WORK REQUIRED = Only lines that contain the word "JSON" are to be returned from the data below.

Top of GIVEN ENTRIES

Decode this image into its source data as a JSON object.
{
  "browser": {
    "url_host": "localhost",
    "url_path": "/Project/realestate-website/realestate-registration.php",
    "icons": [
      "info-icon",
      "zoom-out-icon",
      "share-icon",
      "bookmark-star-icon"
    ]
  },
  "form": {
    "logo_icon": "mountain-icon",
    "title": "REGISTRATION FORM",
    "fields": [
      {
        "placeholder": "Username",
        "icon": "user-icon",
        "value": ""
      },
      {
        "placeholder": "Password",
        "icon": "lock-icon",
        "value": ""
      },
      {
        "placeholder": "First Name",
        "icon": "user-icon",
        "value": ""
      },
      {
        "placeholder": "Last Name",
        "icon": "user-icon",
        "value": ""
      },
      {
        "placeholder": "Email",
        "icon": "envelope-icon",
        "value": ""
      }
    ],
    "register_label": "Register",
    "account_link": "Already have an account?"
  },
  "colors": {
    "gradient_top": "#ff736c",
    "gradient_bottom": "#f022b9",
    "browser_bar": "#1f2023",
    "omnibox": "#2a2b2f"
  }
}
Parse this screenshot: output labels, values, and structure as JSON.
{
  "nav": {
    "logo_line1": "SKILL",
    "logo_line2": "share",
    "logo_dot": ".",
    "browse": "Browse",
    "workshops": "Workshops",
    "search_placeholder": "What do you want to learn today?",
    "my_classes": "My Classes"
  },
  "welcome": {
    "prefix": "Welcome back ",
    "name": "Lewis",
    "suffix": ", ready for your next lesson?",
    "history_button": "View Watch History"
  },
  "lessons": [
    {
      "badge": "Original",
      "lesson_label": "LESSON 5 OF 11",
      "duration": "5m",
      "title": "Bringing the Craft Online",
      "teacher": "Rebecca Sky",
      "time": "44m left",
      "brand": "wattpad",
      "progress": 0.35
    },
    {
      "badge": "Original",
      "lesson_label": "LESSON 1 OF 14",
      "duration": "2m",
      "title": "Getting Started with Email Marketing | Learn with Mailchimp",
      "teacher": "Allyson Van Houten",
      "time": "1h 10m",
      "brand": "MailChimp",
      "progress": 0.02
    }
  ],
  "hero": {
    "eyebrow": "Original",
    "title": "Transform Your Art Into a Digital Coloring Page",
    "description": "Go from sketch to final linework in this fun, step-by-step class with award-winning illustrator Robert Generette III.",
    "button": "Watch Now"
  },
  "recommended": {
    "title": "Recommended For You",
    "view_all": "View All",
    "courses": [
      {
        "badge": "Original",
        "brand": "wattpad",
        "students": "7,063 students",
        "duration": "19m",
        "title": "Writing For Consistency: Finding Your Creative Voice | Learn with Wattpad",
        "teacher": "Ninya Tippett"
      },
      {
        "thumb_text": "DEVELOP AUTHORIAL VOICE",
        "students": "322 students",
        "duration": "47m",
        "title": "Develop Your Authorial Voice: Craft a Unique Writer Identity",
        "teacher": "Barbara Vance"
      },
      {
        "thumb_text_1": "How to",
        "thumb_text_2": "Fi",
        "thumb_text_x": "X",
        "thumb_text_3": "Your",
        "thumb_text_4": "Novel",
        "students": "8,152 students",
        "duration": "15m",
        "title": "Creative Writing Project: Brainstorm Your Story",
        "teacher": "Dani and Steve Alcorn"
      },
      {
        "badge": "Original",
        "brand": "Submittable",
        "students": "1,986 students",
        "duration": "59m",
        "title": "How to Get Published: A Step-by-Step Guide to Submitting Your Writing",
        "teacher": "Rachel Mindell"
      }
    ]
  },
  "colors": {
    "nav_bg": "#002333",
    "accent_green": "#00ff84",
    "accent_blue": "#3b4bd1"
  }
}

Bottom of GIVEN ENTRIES

SOLVED EXERCISE =
Decode this image into its source data as a JSON object.
Parse this screenshot: output labels, values, and structure as JSON.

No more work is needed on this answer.